This guide, created by Director of the Barnard Archives and Special Collections, Martha Tenney and Jenna Freedman, Curator of the Barnard Zine Library, supports Cecelia Lie-Spahn's Feminism, Science & Reproductive Technologies class, Summer 2021

A Note about Primary and Secondary Sources

Definitions

Primary sources are materials contemporaneous to the time you are researching, created by someone with first-hand experience of the phenomena that you are researching. Primary sources can come in any format, including newspaper articles, diaries, memoirs, letters, reports, scholarly articles, books (including works of fiction and non-fiction), films, artworks, laws, financial records, posters, photographs, and artifacts. 

Archives are materials created or collected by people or organizations, in the course of their every-day activity, which are preserved because of their "enduring value" (Society of American Archivists). Another definition of archives: unique constellations of materials, collected and preserved because they contain important information and/or evidence of their creator's responsibilities and actions. All archival collections are comprised of primary sources, but not all primary sources are archival.

Finding primary sources in secondary-ish places

Because primary sources can come in any format, many databases and other places you would look for secondary sources are also good for finding primary sources. Examples of this include books in CLIO or HathiTrust and scholarly journal articles in JSTOR (which includes articles from the 19th century, helpful for researching the history of a given field or area of knowledge) or other databases. One way to find primary sources in these places is to limit by date to the period you're researching.
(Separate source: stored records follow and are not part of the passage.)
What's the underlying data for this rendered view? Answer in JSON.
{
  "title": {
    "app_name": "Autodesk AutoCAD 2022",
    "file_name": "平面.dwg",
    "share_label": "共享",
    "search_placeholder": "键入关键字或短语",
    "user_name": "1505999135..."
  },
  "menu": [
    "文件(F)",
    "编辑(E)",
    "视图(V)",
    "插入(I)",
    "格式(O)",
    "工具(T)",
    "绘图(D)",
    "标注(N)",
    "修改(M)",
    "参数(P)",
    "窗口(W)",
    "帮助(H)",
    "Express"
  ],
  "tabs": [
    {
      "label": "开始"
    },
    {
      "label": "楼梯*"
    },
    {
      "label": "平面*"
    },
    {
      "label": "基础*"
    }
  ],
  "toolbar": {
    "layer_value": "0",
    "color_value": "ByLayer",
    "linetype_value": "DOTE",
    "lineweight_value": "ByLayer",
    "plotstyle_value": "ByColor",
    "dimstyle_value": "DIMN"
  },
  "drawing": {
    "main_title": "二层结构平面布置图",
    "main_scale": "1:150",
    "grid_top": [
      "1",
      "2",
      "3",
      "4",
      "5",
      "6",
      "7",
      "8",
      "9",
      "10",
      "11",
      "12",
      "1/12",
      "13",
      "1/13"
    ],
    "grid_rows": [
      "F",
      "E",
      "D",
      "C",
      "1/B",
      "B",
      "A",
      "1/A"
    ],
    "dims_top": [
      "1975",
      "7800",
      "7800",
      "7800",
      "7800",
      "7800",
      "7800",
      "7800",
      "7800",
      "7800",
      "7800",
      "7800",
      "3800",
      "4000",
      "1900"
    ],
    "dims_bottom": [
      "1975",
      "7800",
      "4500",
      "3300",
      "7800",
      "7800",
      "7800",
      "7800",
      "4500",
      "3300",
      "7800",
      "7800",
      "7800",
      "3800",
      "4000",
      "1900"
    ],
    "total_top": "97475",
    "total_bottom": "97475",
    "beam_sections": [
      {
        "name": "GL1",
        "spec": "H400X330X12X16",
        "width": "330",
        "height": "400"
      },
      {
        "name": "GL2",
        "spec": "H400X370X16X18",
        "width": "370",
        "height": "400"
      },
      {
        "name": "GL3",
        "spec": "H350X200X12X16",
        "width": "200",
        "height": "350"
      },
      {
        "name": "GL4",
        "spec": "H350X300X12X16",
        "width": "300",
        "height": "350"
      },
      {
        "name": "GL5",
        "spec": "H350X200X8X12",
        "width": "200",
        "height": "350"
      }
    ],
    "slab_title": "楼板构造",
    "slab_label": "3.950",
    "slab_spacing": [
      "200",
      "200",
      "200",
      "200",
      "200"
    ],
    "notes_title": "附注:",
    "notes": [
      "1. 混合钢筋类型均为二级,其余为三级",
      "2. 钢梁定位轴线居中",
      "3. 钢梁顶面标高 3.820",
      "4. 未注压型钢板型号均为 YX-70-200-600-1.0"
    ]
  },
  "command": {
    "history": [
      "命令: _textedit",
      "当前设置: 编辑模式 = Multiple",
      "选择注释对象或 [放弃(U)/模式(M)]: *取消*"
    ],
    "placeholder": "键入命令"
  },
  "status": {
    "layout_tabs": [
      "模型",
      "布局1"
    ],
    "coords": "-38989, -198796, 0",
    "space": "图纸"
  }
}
Another is to use keywords (particularly in CLIO) such as memoir, autobiography, source*, documentary (which often refers to books of re-printed primary source materials), letters, etc.